The rose diagram describes the distribution of swell directions and swell sizes, while the graph at the bottom shows the same thing without direction information. Five colours show increasing wave sizes. The smallest swells, less than 0.5m (1.5 feet), high are coloured blue. These occurred only 29% of the time. Green and yellow show increasing swell sizes and largest swells greater than >3m (>10ft) are shown in red. In both graphs, the area of any colour is proportional to how often that size swell was forecast.

The diagram indicates that the dominant swell direction, shown by the largest spokes, was SW, whereas the the most common wind blows from the WSW. Because the wave model grid is out to sea, sometimes a strong offshore wind blows largest waves away from Ardmore and offshore. We combine these with the no surf category of the bar chart. To keep it simple we don't show these in the rose plot. Because wind determines whether or not waves are surfable at Ardmore, you can select a similar diagram that shows only the swells that were predicted to coincide with glassy or offshore wind conditions. Over an average January, swells large enough to cause good for surfing waves at Ardmore run for about 22% of the time.

IMPORTANT: Beta version feature!

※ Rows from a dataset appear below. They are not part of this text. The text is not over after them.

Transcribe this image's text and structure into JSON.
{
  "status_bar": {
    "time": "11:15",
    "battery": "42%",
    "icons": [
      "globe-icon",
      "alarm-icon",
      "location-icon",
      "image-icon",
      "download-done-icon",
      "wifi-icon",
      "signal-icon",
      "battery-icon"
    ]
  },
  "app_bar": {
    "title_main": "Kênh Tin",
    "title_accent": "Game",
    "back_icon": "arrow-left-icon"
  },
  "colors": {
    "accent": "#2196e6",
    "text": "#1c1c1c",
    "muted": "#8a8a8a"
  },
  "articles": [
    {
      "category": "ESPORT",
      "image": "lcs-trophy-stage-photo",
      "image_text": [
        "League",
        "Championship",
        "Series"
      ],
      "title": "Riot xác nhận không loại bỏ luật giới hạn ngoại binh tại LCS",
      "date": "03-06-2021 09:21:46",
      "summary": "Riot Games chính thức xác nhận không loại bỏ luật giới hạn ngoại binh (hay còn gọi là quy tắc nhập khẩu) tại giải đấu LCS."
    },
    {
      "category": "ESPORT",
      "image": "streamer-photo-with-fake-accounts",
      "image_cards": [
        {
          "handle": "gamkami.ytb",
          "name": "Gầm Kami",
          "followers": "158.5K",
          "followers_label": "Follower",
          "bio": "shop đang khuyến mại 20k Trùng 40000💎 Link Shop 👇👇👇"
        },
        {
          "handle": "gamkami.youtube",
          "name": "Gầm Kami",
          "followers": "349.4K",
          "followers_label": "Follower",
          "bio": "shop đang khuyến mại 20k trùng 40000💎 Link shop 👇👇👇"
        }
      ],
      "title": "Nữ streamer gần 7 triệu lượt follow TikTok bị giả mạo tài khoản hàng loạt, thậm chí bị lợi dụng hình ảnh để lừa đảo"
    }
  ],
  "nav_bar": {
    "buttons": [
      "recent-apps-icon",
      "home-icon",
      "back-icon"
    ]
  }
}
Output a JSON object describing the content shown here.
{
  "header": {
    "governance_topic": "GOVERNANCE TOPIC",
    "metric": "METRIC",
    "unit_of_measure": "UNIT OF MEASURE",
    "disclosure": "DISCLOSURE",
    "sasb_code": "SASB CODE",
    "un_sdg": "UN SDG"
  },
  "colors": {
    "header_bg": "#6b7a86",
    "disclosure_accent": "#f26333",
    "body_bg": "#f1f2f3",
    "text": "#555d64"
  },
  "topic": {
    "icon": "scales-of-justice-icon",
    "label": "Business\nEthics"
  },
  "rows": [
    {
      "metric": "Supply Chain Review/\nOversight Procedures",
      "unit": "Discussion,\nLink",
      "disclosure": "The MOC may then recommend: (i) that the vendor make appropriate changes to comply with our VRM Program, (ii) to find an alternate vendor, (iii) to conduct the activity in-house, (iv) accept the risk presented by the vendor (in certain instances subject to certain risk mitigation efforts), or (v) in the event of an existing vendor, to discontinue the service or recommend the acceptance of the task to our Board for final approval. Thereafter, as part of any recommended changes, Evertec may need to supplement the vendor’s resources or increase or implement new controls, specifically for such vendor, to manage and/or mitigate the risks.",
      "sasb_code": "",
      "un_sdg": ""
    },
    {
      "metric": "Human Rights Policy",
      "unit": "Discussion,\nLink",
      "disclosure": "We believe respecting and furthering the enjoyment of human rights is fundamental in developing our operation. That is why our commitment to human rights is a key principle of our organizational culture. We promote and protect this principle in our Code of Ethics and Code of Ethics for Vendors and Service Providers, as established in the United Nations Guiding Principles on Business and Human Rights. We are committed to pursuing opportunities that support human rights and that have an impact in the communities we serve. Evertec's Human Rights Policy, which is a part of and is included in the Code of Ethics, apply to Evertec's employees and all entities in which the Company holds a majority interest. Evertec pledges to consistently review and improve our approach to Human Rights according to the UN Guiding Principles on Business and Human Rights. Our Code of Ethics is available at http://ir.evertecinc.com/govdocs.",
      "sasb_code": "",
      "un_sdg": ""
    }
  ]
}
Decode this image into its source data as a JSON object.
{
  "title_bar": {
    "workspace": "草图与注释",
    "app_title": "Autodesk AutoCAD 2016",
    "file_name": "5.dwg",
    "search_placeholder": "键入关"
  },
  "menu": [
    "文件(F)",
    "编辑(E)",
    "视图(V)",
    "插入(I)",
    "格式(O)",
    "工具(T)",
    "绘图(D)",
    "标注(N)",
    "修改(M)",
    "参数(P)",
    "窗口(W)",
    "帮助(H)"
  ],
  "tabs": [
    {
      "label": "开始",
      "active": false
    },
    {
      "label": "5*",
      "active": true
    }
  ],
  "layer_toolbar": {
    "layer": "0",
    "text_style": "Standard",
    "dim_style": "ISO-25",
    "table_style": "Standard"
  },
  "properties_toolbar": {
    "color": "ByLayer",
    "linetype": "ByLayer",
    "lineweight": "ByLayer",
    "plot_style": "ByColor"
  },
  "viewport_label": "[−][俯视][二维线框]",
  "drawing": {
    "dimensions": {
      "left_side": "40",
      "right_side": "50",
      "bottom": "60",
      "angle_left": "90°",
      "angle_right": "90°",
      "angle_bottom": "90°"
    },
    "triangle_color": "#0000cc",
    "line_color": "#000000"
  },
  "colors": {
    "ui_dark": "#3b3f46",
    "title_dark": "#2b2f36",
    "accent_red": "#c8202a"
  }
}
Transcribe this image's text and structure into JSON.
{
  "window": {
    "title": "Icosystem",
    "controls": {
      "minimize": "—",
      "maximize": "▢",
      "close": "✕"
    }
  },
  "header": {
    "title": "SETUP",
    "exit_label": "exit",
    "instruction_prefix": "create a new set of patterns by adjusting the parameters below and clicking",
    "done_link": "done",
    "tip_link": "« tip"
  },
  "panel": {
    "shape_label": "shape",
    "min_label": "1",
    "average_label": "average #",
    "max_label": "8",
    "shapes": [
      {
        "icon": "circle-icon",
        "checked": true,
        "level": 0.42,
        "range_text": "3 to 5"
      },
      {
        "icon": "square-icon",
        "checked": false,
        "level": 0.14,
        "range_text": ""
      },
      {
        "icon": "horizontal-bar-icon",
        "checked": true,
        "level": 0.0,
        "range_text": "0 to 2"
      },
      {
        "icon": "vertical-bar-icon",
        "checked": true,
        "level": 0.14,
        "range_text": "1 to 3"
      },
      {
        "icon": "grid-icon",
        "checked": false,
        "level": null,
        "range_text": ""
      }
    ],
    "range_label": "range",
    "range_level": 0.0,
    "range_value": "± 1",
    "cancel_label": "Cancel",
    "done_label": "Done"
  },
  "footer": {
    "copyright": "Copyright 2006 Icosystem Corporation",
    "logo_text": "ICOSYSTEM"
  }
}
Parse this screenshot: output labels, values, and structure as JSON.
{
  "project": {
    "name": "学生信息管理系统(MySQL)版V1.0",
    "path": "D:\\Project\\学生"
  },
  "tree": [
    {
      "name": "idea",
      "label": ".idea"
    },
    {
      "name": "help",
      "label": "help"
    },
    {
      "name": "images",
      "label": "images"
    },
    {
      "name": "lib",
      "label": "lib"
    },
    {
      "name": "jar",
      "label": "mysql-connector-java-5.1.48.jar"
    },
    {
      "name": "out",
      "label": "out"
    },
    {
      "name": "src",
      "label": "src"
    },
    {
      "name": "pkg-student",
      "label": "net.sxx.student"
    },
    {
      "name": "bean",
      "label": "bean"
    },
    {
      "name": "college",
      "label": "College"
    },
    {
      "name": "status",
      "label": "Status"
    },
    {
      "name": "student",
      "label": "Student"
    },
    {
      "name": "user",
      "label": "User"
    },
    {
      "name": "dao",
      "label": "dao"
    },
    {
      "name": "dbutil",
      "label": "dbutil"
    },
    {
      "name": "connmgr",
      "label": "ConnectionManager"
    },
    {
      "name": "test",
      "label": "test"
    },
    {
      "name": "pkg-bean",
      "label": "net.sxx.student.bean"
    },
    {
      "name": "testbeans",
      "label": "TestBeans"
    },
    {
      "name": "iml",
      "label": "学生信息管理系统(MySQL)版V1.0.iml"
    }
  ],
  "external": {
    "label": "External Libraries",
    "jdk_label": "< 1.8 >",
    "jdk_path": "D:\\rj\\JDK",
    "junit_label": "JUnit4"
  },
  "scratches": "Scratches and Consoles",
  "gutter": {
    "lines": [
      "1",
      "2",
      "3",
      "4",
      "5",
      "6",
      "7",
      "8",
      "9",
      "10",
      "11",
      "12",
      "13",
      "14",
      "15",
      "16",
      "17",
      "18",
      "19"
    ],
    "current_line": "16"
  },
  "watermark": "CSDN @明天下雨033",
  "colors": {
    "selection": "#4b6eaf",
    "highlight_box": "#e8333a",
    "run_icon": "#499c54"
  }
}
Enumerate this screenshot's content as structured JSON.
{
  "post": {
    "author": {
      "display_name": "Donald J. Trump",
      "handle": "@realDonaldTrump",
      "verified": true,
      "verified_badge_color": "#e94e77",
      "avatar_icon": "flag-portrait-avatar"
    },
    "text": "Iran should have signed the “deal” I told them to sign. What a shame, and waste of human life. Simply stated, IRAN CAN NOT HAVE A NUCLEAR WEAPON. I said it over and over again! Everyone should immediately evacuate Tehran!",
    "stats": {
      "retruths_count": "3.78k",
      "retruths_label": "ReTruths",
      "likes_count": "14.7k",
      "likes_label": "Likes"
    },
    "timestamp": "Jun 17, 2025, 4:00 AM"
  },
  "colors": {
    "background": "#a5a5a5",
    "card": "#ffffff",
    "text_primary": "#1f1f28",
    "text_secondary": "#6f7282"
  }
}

Swell heights are open water values from NWW3. There is no attempt to model near-shore effects. Coastal wave heights will generally be less, especially if the break does not have unobstructed exposure to the open ocean.

FEATURE UPDATE: we now show red swell icons for 'open sea' swells that are travelling in an unfavourable direction for the surf break. In places, these swells may still wrap around coastlines and produce smaller waves at some breaks. They are also significant for windsurfers and other water users that tend to venture further off-shore.